28 January 2015

Offending strangers, Czech style

I was riding the bus a few months ago and a middle-aged man got on. He was moving a bit slowly and clearly favouring one of his legs. The bus pulled away from the stop and the next stop was announced. A woman noticed that he was standing awkwardly and offered him her seat.

'What? Am I such an idiot? I just got on,' the man barked (in Czech).
'Do you think I am so selfish I would sit in my seat when perhaps you need it?' she barked back.

And then, to get all Buzzfeedy about it, something interesting happened.

'Oh,' the man laughed, 'You wanted to give me your seat? I thought you asked if I wanted the next stop. I am stupid.'

The woman laughed too and said something about how she was getting off soon anyway and they chatted amiably until she got off.

I found the whole interaction fascinating, and I am sure that there is a clue in there about Czech norms.

I can't imagine the interaction going the same way in either the US or the UK. Such effrontery at the beginning, followed so quickly by so much good will and humour?

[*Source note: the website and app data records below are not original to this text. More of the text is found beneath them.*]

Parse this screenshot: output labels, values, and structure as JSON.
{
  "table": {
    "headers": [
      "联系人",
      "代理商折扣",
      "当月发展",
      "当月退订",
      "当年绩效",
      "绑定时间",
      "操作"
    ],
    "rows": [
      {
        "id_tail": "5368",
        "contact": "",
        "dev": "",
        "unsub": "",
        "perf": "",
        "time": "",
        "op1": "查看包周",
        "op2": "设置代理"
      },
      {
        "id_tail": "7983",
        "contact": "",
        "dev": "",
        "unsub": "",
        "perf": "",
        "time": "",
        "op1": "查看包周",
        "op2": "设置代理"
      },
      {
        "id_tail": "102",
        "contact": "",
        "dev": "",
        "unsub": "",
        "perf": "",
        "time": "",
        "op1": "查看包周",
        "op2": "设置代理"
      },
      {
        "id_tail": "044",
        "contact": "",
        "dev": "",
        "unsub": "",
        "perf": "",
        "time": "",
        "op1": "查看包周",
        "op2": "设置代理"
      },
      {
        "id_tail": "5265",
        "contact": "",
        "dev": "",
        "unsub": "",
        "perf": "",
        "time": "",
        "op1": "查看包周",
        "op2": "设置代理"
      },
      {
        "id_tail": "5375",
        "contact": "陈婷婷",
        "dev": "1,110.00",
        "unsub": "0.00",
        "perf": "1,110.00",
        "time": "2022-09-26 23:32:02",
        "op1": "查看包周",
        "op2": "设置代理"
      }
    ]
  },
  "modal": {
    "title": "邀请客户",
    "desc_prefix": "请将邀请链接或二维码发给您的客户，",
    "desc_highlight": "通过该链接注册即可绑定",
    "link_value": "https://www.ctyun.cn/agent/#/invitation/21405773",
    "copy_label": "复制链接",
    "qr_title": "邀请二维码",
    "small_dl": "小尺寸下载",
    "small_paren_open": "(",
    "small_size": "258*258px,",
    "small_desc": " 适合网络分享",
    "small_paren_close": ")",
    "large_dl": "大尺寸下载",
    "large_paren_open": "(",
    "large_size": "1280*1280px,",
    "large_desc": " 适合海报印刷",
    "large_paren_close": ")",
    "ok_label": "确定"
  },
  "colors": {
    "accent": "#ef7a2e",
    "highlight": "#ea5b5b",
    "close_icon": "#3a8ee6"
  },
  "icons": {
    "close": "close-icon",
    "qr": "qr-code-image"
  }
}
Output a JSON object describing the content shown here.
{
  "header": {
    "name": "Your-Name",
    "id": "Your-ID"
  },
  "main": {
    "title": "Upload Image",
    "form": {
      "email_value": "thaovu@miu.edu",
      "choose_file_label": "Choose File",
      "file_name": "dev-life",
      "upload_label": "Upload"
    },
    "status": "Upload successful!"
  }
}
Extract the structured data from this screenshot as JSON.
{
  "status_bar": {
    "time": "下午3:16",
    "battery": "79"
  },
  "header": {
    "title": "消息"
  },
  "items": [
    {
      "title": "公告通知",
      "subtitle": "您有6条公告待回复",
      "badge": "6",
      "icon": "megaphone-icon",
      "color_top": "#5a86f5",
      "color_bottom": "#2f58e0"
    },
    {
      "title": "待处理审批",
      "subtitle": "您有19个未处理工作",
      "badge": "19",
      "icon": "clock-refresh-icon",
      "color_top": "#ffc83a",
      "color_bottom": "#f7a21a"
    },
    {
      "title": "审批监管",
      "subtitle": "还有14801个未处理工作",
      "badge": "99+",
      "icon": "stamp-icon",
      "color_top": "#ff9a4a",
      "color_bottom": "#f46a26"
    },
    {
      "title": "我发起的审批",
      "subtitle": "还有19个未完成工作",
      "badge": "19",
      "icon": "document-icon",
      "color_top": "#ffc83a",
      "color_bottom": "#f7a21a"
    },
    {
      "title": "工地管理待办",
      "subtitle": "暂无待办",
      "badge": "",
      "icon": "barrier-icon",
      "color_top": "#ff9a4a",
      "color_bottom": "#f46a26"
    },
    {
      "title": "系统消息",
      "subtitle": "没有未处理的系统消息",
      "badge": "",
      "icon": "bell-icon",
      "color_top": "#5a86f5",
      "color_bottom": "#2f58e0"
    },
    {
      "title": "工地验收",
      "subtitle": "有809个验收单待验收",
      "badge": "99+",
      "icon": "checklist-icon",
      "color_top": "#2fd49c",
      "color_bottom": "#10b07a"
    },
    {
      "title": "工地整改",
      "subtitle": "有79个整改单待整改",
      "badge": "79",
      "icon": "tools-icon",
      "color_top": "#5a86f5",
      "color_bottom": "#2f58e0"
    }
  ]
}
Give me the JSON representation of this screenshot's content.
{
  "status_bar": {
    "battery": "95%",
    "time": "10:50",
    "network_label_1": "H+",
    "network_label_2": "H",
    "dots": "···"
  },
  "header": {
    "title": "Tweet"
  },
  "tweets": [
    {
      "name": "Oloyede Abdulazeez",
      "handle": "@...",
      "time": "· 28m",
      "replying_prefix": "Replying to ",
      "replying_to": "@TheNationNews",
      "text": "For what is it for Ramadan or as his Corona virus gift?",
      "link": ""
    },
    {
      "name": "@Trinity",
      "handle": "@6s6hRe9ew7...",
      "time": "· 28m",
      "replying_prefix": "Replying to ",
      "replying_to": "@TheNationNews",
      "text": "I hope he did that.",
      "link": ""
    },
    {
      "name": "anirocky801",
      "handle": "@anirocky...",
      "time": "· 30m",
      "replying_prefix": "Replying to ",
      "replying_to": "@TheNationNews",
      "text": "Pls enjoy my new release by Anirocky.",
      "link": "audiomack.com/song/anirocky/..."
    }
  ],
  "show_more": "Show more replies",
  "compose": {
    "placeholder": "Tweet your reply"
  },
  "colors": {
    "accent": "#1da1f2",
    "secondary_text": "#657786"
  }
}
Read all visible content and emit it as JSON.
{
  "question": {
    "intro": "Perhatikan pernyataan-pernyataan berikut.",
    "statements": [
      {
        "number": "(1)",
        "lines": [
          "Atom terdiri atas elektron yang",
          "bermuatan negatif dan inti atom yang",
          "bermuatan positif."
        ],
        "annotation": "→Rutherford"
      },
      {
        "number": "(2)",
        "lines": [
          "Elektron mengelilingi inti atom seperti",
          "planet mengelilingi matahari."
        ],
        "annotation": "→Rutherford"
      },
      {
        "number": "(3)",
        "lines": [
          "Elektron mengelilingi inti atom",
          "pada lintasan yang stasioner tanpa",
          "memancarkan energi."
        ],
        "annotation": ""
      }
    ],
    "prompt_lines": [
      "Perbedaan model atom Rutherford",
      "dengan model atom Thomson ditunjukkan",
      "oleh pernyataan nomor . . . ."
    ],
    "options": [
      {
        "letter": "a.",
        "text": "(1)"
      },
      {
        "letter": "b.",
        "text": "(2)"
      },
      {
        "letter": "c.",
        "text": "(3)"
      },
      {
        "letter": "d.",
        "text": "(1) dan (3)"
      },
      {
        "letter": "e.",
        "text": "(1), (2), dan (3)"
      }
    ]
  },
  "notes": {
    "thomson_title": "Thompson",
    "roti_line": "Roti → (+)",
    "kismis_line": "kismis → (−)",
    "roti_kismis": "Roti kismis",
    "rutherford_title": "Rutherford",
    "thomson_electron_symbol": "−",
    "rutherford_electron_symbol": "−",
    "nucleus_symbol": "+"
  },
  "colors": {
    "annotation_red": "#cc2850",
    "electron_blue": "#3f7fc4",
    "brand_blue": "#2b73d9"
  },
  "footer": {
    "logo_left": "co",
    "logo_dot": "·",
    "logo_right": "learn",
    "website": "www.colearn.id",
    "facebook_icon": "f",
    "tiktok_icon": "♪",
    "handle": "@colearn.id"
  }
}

Strange.

If I were in the place of the woman in that interaction, my cultural training would have me quietly, ragingly offended for the rest of the bus ride. My instinct when confronted with angry strangers is to be unfailing polite and (to my internal shame) often excessively good humoured. I've had far too many encounters with shopkeepers and government officials where I notice midway through I'm smiling nervously and nodding apologetically.

More swagger is definitely required for living in the Czech Republic. 

No comments:

Post a Comment